#### [Exercise objective]
Each line from the one holding "Output a JSON" to the last line below must be restated word for word, and no picture may be included.

*** Listed records Section Begins ***

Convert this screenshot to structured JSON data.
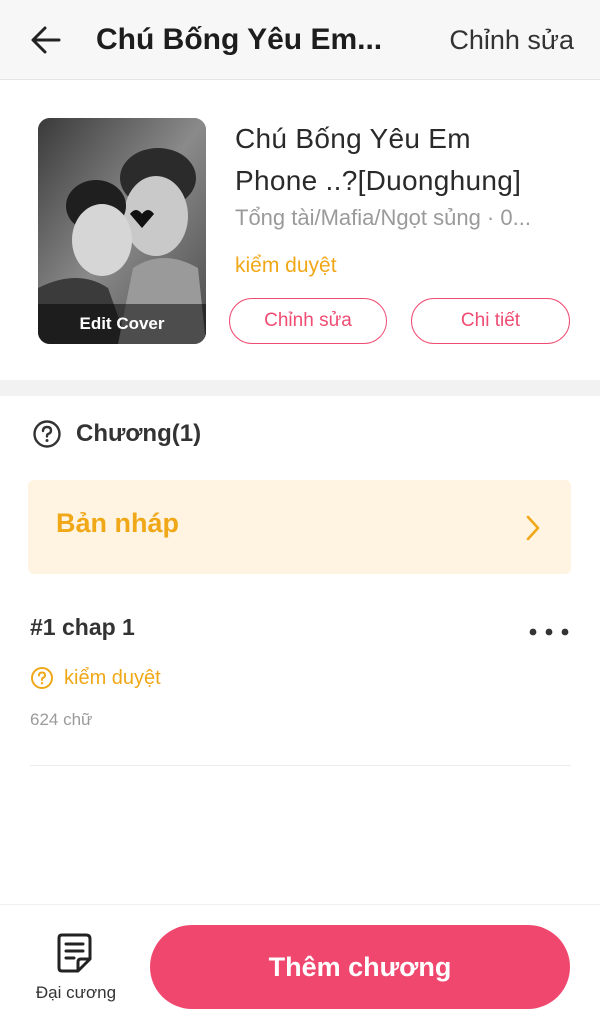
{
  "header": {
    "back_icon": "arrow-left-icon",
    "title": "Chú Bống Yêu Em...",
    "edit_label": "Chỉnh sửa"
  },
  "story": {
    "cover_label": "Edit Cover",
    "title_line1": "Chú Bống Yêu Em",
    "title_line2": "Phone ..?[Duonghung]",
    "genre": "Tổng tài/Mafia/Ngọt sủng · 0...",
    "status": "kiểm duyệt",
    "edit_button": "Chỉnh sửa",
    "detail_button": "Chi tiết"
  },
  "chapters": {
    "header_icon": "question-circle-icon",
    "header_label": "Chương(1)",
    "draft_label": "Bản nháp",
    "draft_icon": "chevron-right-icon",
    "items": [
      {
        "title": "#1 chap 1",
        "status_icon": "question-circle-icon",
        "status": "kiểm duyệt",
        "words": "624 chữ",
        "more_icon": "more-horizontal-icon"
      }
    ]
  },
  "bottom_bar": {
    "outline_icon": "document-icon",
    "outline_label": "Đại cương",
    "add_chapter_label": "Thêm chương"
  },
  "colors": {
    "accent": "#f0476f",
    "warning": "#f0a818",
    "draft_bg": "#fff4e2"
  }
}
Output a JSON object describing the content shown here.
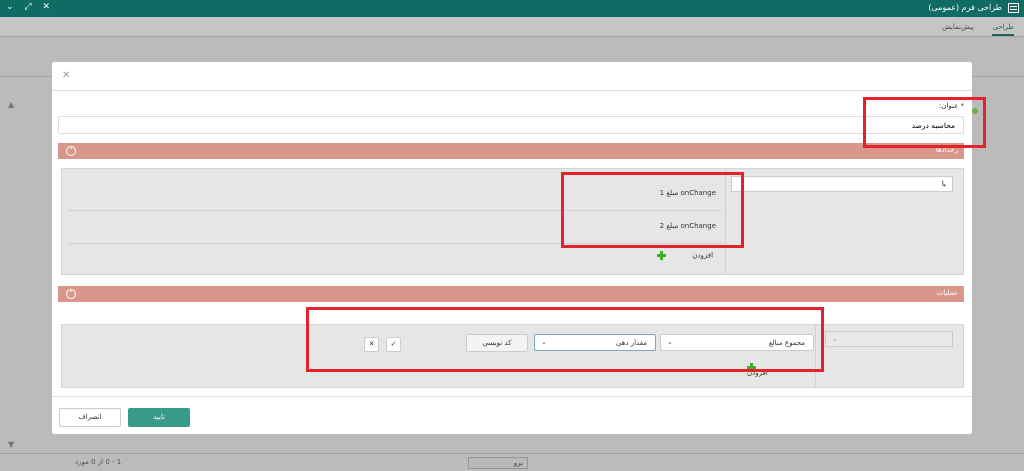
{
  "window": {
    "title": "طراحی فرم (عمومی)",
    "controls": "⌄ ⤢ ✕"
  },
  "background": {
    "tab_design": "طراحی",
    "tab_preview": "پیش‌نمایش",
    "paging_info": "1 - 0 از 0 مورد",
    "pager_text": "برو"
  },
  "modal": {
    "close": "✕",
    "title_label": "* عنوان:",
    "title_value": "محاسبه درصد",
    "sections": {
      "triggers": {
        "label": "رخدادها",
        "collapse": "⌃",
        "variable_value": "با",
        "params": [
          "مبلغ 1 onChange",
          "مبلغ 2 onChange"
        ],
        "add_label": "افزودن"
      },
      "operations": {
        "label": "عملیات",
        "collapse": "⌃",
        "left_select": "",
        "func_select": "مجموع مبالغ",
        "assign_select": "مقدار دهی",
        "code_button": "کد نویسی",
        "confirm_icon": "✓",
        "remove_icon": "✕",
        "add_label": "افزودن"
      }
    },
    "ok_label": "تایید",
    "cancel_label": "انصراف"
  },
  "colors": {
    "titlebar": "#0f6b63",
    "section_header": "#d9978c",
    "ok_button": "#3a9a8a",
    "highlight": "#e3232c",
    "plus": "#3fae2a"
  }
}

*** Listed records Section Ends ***

#### [Completed exercise]
Output a JSON object describing the content shown here.
{
  "window": {
    "title": "طراحی فرم (عمومی)",
    "controls": "⌄ ⤢ ✕"
  },
  "background": {
    "tab_design": "طراحی",
    "tab_preview": "پیش‌نمایش",
    "paging_info": "1 - 0 از 0 مورد",
    "pager_text": "برو"
  },
  "modal": {
    "close": "✕",
    "title_label": "* عنوان:",
    "title_value": "محاسبه درصد",
    "sections": {
      "triggers": {
        "label": "رخدادها",
        "collapse": "⌃",
        "variable_value": "با",
        "params": [
          "مبلغ 1 onChange",
          "مبلغ 2 onChange"
        ],
        "add_label": "افزودن"
      },
      "operations": {
        "label": "عملیات",
        "collapse": "⌃",
        "left_select": "",
        "func_select": "مجموع مبالغ",
        "assign_select": "مقدار دهی",
        "code_button": "کد نویسی",
        "confirm_icon": "✓",
        "remove_icon": "✕",
        "add_label": "افزودن"
      }
    },
    "ok_label": "تایید",
    "cancel_label": "انصراف"
  },
  "colors": {
    "titlebar": "#0f6b63",
    "section_header": "#d9978c",
    "ok_button": "#3a9a8a",
    "highlight": "#e3232c",
    "plus": "#3fae2a"
  }
}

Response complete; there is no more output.